Stored records:
########################################

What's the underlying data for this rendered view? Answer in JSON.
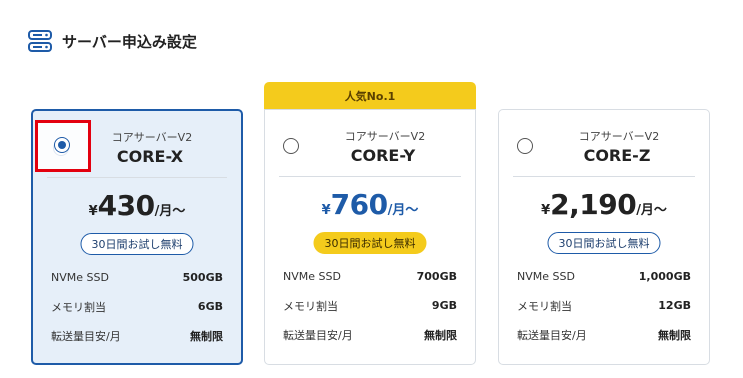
{
  "section": {
    "title": "サーバー申込み設定",
    "icon": "server-icon",
    "accent": "#1e5ba8"
  },
  "popular_badge": "人気No.1",
  "plans": [
    {
      "series": "コアサーバーV2",
      "name": "CORE-X",
      "selected": true,
      "price": {
        "yen": "¥",
        "amount": "430",
        "unit": "/月〜"
      },
      "trial": "30日間お試し無料",
      "specs": [
        {
          "label": "NVMe SSD",
          "value": "500GB"
        },
        {
          "label": "メモリ割当",
          "value": "6GB"
        },
        {
          "label": "転送量目安/月",
          "value": "無制限"
        }
      ]
    },
    {
      "series": "コアサーバーV2",
      "name": "CORE-Y",
      "selected": false,
      "price": {
        "yen": "¥",
        "amount": "760",
        "unit": "/月〜"
      },
      "trial": "30日間お試し無料",
      "specs": [
        {
          "label": "NVMe SSD",
          "value": "700GB"
        },
        {
          "label": "メモリ割当",
          "value": "9GB"
        },
        {
          "label": "転送量目安/月",
          "value": "無制限"
        }
      ]
    },
    {
      "series": "コアサーバーV2",
      "name": "CORE-Z",
      "selected": false,
      "price": {
        "yen": "¥",
        "amount": "2,190",
        "unit": "/月〜"
      },
      "trial": "30日間お試し無料",
      "specs": [
        {
          "label": "NVMe SSD",
          "value": "1,000GB"
        },
        {
          "label": "メモリ割当",
          "value": "12GB"
        },
        {
          "label": "転送量目安/月",
          "value": "無制限"
        }
      ]
    }
  ],
  "colors": {
    "brand_blue": "#1e5ba8",
    "selected_bg": "#e6eff9",
    "popular_yellow": "#f4cb1c",
    "highlight_red": "#e3000f"
  }
}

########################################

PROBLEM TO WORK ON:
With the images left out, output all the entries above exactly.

ANSWER BOX:
What's the underlying data for this rendered view? Answer in JSON.
{
  "section": {
    "title": "サーバー申込み設定",
    "icon": "server-icon",
    "accent": "#1e5ba8"
  },
  "popular_badge": "人気No.1",
  "plans": [
    {
      "series": "コアサーバーV2",
      "name": "CORE-X",
      "selected": true,
      "price": {
        "yen": "¥",
        "amount": "430",
        "unit": "/月〜"
      },
      "trial": "30日間お試し無料",
      "specs": [
        {
          "label": "NVMe SSD",
          "value": "500GB"
        },
        {
          "label": "メモリ割当",
          "value": "6GB"
        },
        {
          "label": "転送量目安/月",
          "value": "無制限"
        }
      ]
    },
    {
      "series": "コアサーバーV2",
      "name": "CORE-Y",
      "selected": false,
      "price": {
        "yen": "¥",
        "amount": "760",
        "unit": "/月〜"
      },
      "trial": "30日間お試し無料",
      "specs": [
        {
          "label": "NVMe SSD",
          "value": "700GB"
        },
        {
          "label": "メモリ割当",
          "value": "9GB"
        },
        {
          "label": "転送量目安/月",
          "value": "無制限"
        }
      ]
    },
    {
      "series": "コアサーバーV2",
      "name": "CORE-Z",
      "selected": false,
      "price": {
        "yen": "¥",
        "amount": "2,190",
        "unit": "/月〜"
      },
      "trial": "30日間お試し無料",
      "specs": [
        {
          "label": "NVMe SSD",
          "value": "1,000GB"
        },
        {
          "label": "メモリ割当",
          "value": "12GB"
        },
        {
          "label": "転送量目安/月",
          "value": "無制限"
        }
      ]
    }
  ],
  "colors": {
    "brand_blue": "#1e5ba8",
    "selected_bg": "#e6eff9",
    "popular_yellow": "#f4cb1c",
    "highlight_red": "#e3000f"
  }
}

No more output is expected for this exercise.